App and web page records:
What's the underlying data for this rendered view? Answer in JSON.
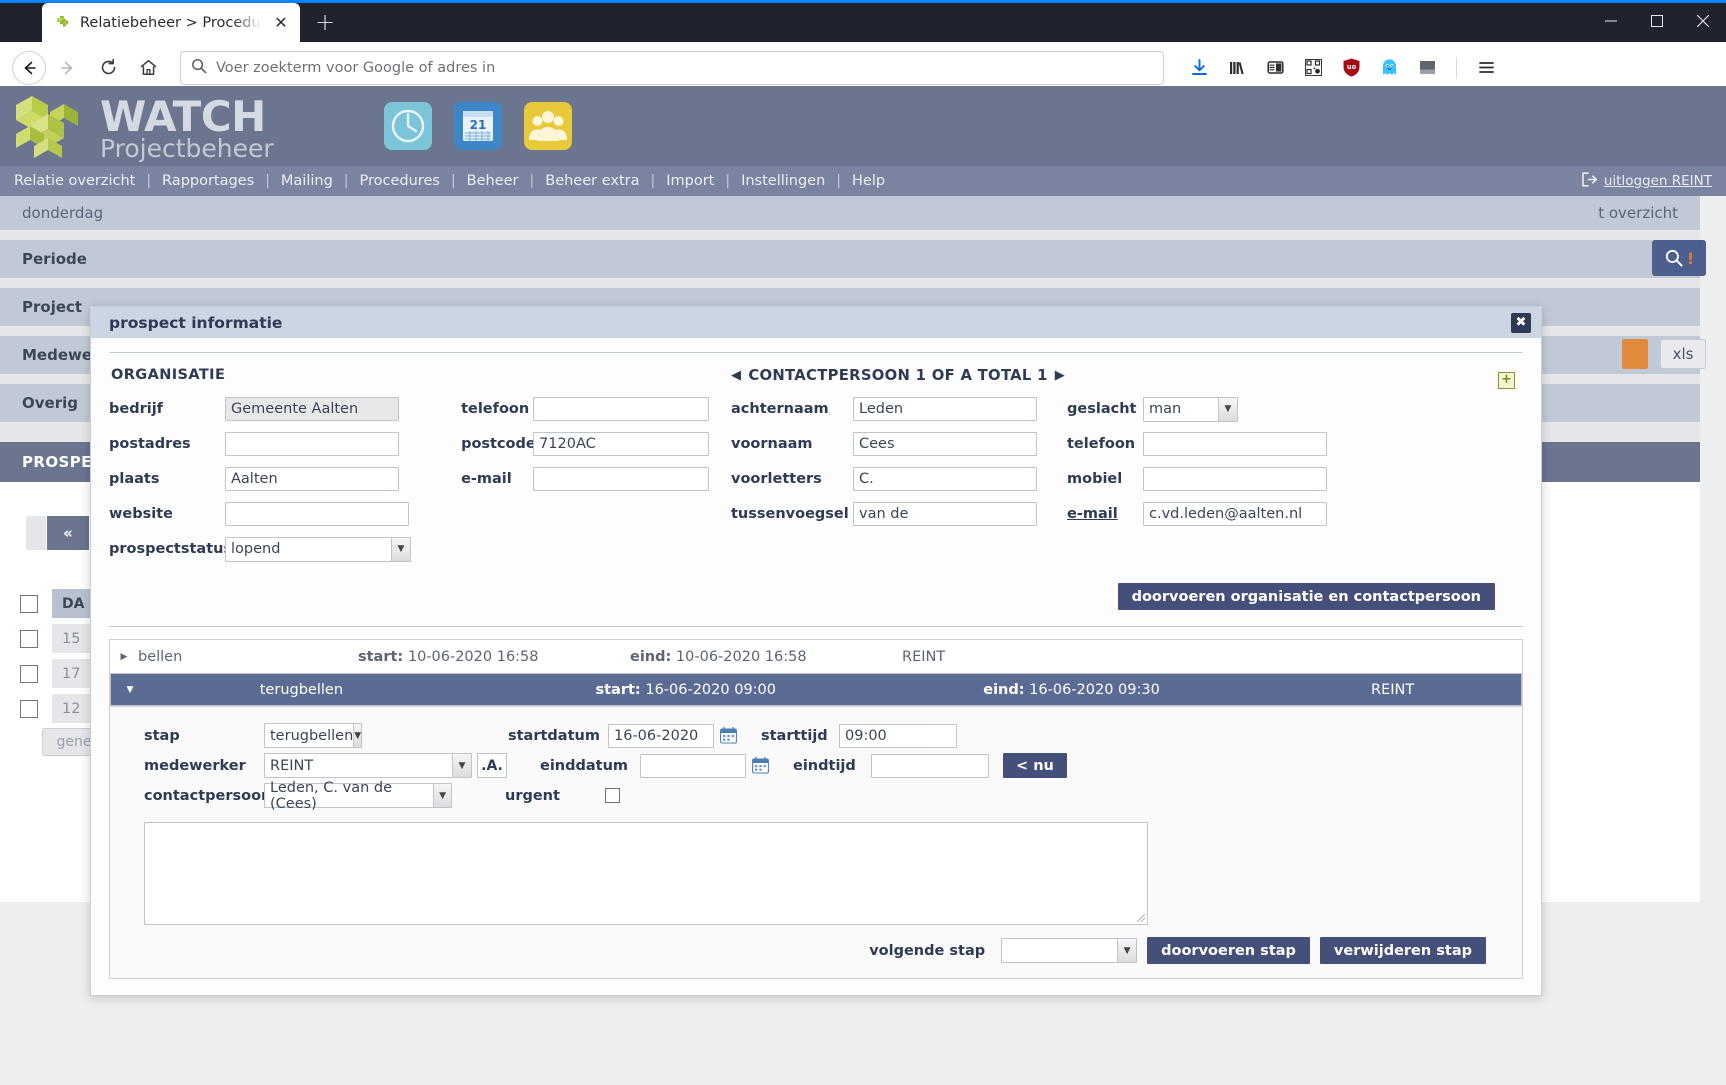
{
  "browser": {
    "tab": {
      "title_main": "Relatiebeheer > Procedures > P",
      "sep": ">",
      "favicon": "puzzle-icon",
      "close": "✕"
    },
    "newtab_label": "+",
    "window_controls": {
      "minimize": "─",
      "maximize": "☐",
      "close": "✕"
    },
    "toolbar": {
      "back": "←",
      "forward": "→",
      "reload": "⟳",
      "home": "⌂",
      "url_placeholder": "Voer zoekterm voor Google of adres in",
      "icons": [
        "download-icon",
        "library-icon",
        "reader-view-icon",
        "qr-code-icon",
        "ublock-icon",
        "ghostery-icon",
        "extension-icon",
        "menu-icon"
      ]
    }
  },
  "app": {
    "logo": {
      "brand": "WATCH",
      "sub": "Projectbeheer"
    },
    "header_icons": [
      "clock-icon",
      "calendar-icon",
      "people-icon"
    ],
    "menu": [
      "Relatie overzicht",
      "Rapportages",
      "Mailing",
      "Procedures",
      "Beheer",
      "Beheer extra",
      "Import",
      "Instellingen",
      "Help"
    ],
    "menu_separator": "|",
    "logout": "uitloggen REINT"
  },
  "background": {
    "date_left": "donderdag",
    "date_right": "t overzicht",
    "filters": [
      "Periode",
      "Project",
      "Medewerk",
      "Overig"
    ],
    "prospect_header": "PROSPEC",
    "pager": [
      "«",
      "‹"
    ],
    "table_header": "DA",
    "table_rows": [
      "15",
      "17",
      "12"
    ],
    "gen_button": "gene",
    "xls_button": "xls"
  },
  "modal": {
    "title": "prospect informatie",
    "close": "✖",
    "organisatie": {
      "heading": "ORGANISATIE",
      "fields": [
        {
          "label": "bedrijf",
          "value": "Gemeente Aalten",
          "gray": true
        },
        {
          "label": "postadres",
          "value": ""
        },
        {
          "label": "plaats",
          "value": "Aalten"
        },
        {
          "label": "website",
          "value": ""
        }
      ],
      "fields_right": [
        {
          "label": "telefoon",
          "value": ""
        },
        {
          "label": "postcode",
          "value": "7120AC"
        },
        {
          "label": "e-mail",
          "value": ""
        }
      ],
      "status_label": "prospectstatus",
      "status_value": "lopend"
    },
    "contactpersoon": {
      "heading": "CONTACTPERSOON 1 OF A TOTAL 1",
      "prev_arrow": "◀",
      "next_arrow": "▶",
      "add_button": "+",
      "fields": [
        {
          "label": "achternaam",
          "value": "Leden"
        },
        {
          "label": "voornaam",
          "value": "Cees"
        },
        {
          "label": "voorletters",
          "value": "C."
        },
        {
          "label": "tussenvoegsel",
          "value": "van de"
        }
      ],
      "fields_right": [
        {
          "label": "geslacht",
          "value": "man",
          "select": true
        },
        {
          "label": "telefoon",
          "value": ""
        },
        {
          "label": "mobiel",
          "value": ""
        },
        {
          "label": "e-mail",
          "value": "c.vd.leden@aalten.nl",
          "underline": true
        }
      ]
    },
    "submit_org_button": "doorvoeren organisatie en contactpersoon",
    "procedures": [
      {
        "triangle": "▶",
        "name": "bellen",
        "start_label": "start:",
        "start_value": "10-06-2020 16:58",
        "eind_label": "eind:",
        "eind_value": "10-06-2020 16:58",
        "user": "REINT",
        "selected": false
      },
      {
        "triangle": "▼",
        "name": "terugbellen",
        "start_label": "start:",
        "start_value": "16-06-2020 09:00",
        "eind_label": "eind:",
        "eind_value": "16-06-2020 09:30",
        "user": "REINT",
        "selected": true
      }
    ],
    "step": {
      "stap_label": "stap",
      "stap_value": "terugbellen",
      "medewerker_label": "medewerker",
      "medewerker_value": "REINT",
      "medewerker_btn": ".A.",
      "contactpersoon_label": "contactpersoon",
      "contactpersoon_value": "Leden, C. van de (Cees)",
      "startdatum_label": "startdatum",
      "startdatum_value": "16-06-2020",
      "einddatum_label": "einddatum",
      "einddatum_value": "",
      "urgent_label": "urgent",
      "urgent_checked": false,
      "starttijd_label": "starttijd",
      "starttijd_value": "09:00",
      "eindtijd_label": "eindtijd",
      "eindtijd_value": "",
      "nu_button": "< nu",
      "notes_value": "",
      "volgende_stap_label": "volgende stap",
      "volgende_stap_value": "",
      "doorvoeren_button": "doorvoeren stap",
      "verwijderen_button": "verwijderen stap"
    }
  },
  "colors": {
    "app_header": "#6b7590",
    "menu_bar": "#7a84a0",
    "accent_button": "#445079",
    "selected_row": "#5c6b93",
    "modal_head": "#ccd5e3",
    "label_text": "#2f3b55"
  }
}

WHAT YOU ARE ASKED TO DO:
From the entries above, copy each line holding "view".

SOLUTION:
What's the underlying data for this rendered view? Answer in JSON.
        "reader-view-icon",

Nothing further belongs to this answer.